Exercise
Could you repeat all of the entries word for word, minus any pictures?

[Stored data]
* * * * * * *

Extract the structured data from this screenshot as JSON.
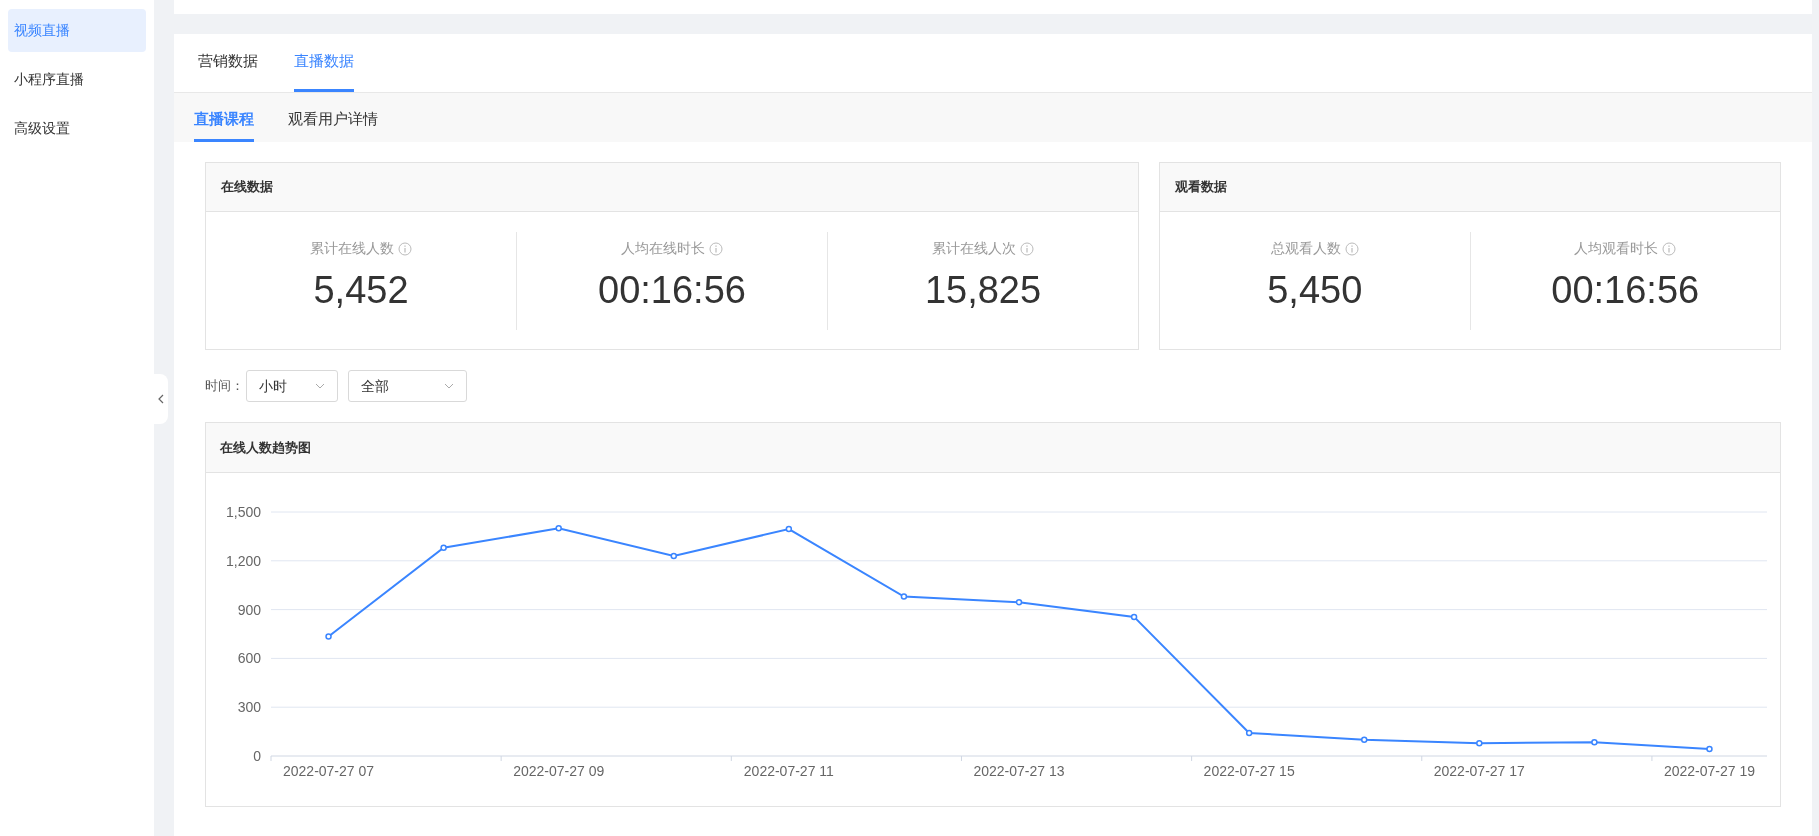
{
  "sidebar": {
    "items": [
      {
        "label": "视频直播",
        "selected": true
      },
      {
        "label": "小程序直播",
        "selected": false
      },
      {
        "label": "高级设置",
        "selected": false
      }
    ]
  },
  "tabs": [
    {
      "label": "营销数据",
      "selected": false
    },
    {
      "label": "直播数据",
      "selected": true
    }
  ],
  "subtabs": [
    {
      "label": "直播课程",
      "selected": true
    },
    {
      "label": "观看用户详情",
      "selected": false
    }
  ],
  "panels": [
    {
      "title": "在线数据",
      "stats": [
        {
          "label": "累计在线人数",
          "value": "5,452"
        },
        {
          "label": "人均在线时长",
          "value": "00:16:56"
        },
        {
          "label": "累计在线人次",
          "value": "15,825"
        }
      ]
    },
    {
      "title": "观看数据",
      "stats": [
        {
          "label": "总观看人数",
          "value": "5,450"
        },
        {
          "label": "人均观看时长",
          "value": "00:16:56"
        }
      ]
    }
  ],
  "filters": {
    "label": "时间：",
    "selects": [
      {
        "value": "小时"
      },
      {
        "value": "全部"
      }
    ]
  },
  "trend": {
    "title": "在线人数趋势图",
    "chart_data": {
      "type": "line",
      "categories": [
        "2022-07-27 07",
        null,
        "2022-07-27 09",
        null,
        "2022-07-27 11",
        null,
        "2022-07-27 13",
        null,
        "2022-07-27 15",
        null,
        "2022-07-27 17",
        null,
        "2022-07-27 19"
      ],
      "grid": true,
      "series": [
        {
          "color": "#3a85ff",
          "marker": "circle",
          "values": [
            735,
            1280,
            1400,
            1230,
            1395,
            980,
            945,
            855,
            142,
            100,
            78,
            85,
            43
          ]
        }
      ],
      "ylim": [
        0,
        1500
      ],
      "yticks": [
        {
          "value": 0,
          "label": "0"
        },
        {
          "value": 300,
          "label": "300"
        },
        {
          "value": 600,
          "label": "600"
        },
        {
          "value": 900,
          "label": "900"
        },
        {
          "value": 1200,
          "label": "1,200"
        },
        {
          "value": 1500,
          "label": "1,500"
        }
      ]
    }
  }
}
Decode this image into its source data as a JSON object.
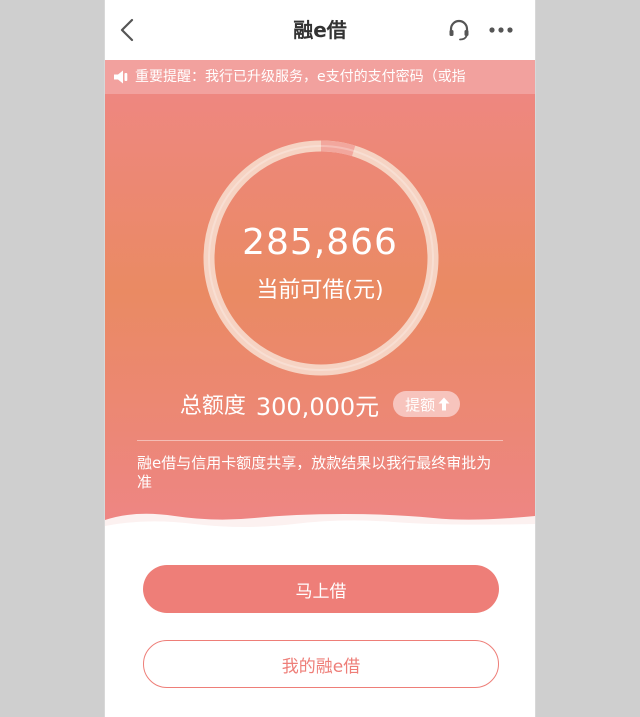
{
  "header": {
    "title": "融e借",
    "back_icon": "chevron-left-icon",
    "service_icon": "headset-icon",
    "more_icon": "more-dots-icon"
  },
  "notice": {
    "icon": "speaker-icon",
    "text": "重要提醒：我行已升级服务，e支付的支付密码（或指"
  },
  "loan": {
    "available_amount": "285,866",
    "available_label": "当前可借(元)",
    "total_label": "总额度",
    "total_value": "300,000元",
    "used_fraction": 0.047,
    "raise_label": "提额",
    "raise_icon": "arrow-up-icon",
    "disclaimer": "融e借与信用卡额度共享，放款结果以我行最终审批为准"
  },
  "actions": {
    "borrow_now_label": "马上借",
    "my_loans_label": "我的融e借"
  },
  "colors": {
    "accent": "#ee7e78",
    "notice_bg": "#f2a19e",
    "hero_top": "#ee8780",
    "hero_mid": "#ea8a63"
  }
}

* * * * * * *

Response
Extract the structured data from this screenshot as JSON.
{
  "sidebar": {
    "items": [
      {
        "label": "视频直播",
        "selected": true
      },
      {
        "label": "小程序直播",
        "selected": false
      },
      {
        "label": "高级设置",
        "selected": false
      }
    ]
  },
  "tabs": [
    {
      "label": "营销数据",
      "selected": false
    },
    {
      "label": "直播数据",
      "selected": true
    }
  ],
  "subtabs": [
    {
      "label": "直播课程",
      "selected": true
    },
    {
      "label": "观看用户详情",
      "selected": false
    }
  ],
  "panels": [
    {
      "title": "在线数据",
      "stats": [
        {
          "label": "累计在线人数",
          "value": "5,452"
        },
        {
          "label": "人均在线时长",
          "value": "00:16:56"
        },
        {
          "label": "累计在线人次",
          "value": "15,825"
        }
      ]
    },
    {
      "title": "观看数据",
      "stats": [
        {
          "label": "总观看人数",
          "value": "5,450"
        },
        {
          "label": "人均观看时长",
          "value": "00:16:56"
        }
      ]
    }
  ],
  "filters": {
    "label": "时间：",
    "selects": [
      {
        "value": "小时"
      },
      {
        "value": "全部"
      }
    ]
  },
  "trend": {
    "title": "在线人数趋势图",
    "chart_data": {
      "type": "line",
      "categories": [
        "2022-07-27 07",
        null,
        "2022-07-27 09",
        null,
        "2022-07-27 11",
        null,
        "2022-07-27 13",
        null,
        "2022-07-27 15",
        null,
        "2022-07-27 17",
        null,
        "2022-07-27 19"
      ],
      "grid": true,
      "series": [
        {
          "color": "#3a85ff",
          "marker": "circle",
          "values": [
            735,
            1280,
            1400,
            1230,
            1395,
            980,
            945,
            855,
            142,
            100,
            78,
            85,
            43
          ]
        }
      ],
      "ylim": [
        0,
        1500
      ],
      "yticks": [
        {
          "value": 0,
          "label": "0"
        },
        {
          "value": 300,
          "label": "300"
        },
        {
          "value": 600,
          "label": "600"
        },
        {
          "value": 900,
          "label": "900"
        },
        {
          "value": 1200,
          "label": "1,200"
        },
        {
          "value": 1500,
          "label": "1,500"
        }
      ]
    }
  }
}
Decode this image into its source data as a JSON object.
{
  "header": {
    "title": "融e借",
    "back_icon": "chevron-left-icon",
    "service_icon": "headset-icon",
    "more_icon": "more-dots-icon"
  },
  "notice": {
    "icon": "speaker-icon",
    "text": "重要提醒：我行已升级服务，e支付的支付密码（或指"
  },
  "loan": {
    "available_amount": "285,866",
    "available_label": "当前可借(元)",
    "total_label": "总额度",
    "total_value": "300,000元",
    "used_fraction": 0.047,
    "raise_label": "提额",
    "raise_icon": "arrow-up-icon",
    "disclaimer": "融e借与信用卡额度共享，放款结果以我行最终审批为准"
  },
  "actions": {
    "borrow_now_label": "马上借",
    "my_loans_label": "我的融e借"
  },
  "colors": {
    "accent": "#ee7e78",
    "notice_bg": "#f2a19e",
    "hero_top": "#ee8780",
    "hero_mid": "#ea8a63"
  }
}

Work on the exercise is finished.